Since the entries below must stay intact, return each one exactly.

:::

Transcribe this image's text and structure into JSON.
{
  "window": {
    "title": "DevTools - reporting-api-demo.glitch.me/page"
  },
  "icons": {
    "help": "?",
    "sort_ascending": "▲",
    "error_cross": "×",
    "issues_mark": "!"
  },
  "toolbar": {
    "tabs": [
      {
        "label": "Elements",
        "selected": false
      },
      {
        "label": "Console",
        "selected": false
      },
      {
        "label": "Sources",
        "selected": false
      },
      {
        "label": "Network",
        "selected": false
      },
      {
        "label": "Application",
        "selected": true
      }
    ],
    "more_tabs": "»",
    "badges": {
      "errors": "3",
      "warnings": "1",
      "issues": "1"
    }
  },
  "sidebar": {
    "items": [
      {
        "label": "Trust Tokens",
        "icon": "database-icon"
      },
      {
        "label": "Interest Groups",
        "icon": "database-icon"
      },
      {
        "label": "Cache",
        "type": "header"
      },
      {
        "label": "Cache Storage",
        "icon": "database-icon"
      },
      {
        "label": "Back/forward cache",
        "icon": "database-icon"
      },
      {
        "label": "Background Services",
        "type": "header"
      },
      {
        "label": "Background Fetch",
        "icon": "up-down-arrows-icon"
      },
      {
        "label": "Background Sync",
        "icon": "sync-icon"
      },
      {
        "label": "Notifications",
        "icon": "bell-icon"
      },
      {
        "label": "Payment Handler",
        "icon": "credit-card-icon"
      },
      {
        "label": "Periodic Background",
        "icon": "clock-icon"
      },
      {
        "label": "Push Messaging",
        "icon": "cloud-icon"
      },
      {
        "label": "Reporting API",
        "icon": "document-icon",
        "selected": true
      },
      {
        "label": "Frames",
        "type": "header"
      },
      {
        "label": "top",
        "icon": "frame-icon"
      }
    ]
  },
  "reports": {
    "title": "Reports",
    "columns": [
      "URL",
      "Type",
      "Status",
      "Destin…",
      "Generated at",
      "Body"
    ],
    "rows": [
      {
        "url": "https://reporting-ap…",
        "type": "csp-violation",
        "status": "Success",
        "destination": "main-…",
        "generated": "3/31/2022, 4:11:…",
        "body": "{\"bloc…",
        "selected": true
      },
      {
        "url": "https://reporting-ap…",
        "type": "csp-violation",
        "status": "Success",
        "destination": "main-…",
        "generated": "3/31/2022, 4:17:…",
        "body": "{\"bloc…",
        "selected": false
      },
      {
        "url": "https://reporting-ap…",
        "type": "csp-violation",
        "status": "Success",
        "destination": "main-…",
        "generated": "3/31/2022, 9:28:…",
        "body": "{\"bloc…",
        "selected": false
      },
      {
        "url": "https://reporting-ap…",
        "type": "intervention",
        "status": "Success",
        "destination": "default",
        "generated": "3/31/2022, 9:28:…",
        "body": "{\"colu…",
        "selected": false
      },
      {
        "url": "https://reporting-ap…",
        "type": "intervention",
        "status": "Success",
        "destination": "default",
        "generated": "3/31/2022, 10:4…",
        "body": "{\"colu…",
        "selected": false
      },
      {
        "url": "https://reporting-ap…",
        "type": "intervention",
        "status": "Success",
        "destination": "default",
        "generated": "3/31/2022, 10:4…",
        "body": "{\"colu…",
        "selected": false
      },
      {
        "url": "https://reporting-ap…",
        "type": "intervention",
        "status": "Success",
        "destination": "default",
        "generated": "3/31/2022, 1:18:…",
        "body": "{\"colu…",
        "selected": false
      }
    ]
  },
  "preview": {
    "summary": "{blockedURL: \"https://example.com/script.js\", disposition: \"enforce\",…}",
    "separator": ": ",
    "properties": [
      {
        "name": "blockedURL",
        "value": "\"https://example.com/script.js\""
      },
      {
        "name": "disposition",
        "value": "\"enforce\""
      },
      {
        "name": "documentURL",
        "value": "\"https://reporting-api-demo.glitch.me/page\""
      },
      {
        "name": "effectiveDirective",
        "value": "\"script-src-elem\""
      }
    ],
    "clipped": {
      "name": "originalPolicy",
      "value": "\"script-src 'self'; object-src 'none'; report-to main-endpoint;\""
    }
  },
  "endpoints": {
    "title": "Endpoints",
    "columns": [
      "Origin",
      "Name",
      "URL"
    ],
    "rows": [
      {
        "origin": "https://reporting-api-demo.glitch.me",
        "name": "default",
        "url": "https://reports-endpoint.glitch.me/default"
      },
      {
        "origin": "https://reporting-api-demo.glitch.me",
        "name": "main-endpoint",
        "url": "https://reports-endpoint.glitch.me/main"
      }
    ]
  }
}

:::

* **Answer to this problem**:
Transcribe this image's text and structure into JSON.
{
  "window": {
    "title": "DevTools - reporting-api-demo.glitch.me/page"
  },
  "icons": {
    "help": "?",
    "sort_ascending": "▲",
    "error_cross": "×",
    "issues_mark": "!"
  },
  "toolbar": {
    "tabs": [
      {
        "label": "Elements",
        "selected": false
      },
      {
        "label": "Console",
        "selected": false
      },
      {
        "label": "Sources",
        "selected": false
      },
      {
        "label": "Network",
        "selected": false
      },
      {
        "label": "Application",
        "selected": true
      }
    ],
    "more_tabs": "»",
    "badges": {
      "errors": "3",
      "warnings": "1",
      "issues": "1"
    }
  },
  "sidebar": {
    "items": [
      {
        "label": "Trust Tokens",
        "icon": "database-icon"
      },
      {
        "label": "Interest Groups",
        "icon": "database-icon"
      },
      {
        "label": "Cache",
        "type": "header"
      },
      {
        "label": "Cache Storage",
        "icon": "database-icon"
      },
      {
        "label": "Back/forward cache",
        "icon": "database-icon"
      },
      {
        "label": "Background Services",
        "type": "header"
      },
      {
        "label": "Background Fetch",
        "icon": "up-down-arrows-icon"
      },
      {
        "label": "Background Sync",
        "icon": "sync-icon"
      },
      {
        "label": "Notifications",
        "icon": "bell-icon"
      },
      {
        "label": "Payment Handler",
        "icon": "credit-card-icon"
      },
      {
        "label": "Periodic Background",
        "icon": "clock-icon"
      },
      {
        "label": "Push Messaging",
        "icon": "cloud-icon"
      },
      {
        "label": "Reporting API",
        "icon": "document-icon",
        "selected": true
      },
      {
        "label": "Frames",
        "type": "header"
      },
      {
        "label": "top",
        "icon": "frame-icon"
      }
    ]
  },
  "reports": {
    "title": "Reports",
    "columns": [
      "URL",
      "Type",
      "Status",
      "Destin…",
      "Generated at",
      "Body"
    ],
    "rows": [
      {
        "url": "https://reporting-ap…",
        "type": "csp-violation",
        "status": "Success",
        "destination": "main-…",
        "generated": "3/31/2022, 4:11:…",
        "body": "{\"bloc…",
        "selected": true
      },
      {
        "url": "https://reporting-ap…",
        "type": "csp-violation",
        "status": "Success",
        "destination": "main-…",
        "generated": "3/31/2022, 4:17:…",
        "body": "{\"bloc…",
        "selected": false
      },
      {
        "url": "https://reporting-ap…",
        "type": "csp-violation",
        "status": "Success",
        "destination": "main-…",
        "generated": "3/31/2022, 9:28:…",
        "body": "{\"bloc…",
        "selected": false
      },
      {
        "url": "https://reporting-ap…",
        "type": "intervention",
        "status": "Success",
        "destination": "default",
        "generated": "3/31/2022, 9:28:…",
        "body": "{\"colu…",
        "selected": false
      },
      {
        "url": "https://reporting-ap…",
        "type": "intervention",
        "status": "Success",
        "destination": "default",
        "generated": "3/31/2022, 10:4…",
        "body": "{\"colu…",
        "selected": false
      },
      {
        "url": "https://reporting-ap…",
        "type": "intervention",
        "status": "Success",
        "destination": "default",
        "generated": "3/31/2022, 10:4…",
        "body": "{\"colu…",
        "selected": false
      },
      {
        "url": "https://reporting-ap…",
        "type": "intervention",
        "status": "Success",
        "destination": "default",
        "generated": "3/31/2022, 1:18:…",
        "body": "{\"colu…",
        "selected": false
      }
    ]
  },
  "preview": {
    "summary": "{blockedURL: \"https://example.com/script.js\", disposition: \"enforce\",…}",
    "separator": ": ",
    "properties": [
      {
        "name": "blockedURL",
        "value": "\"https://example.com/script.js\""
      },
      {
        "name": "disposition",
        "value": "\"enforce\""
      },
      {
        "name": "documentURL",
        "value": "\"https://reporting-api-demo.glitch.me/page\""
      },
      {
        "name": "effectiveDirective",
        "value": "\"script-src-elem\""
      }
    ],
    "clipped": {
      "name": "originalPolicy",
      "value": "\"script-src 'self'; object-src 'none'; report-to main-endpoint;\""
    }
  },
  "endpoints": {
    "title": "Endpoints",
    "columns": [
      "Origin",
      "Name",
      "URL"
    ],
    "rows": [
      {
        "origin": "https://reporting-api-demo.glitch.me",
        "name": "default",
        "url": "https://reports-endpoint.glitch.me/default"
      },
      {
        "origin": "https://reporting-api-demo.glitch.me",
        "name": "main-endpoint",
        "url": "https://reports-endpoint.glitch.me/main"
      }
    ]
  }
}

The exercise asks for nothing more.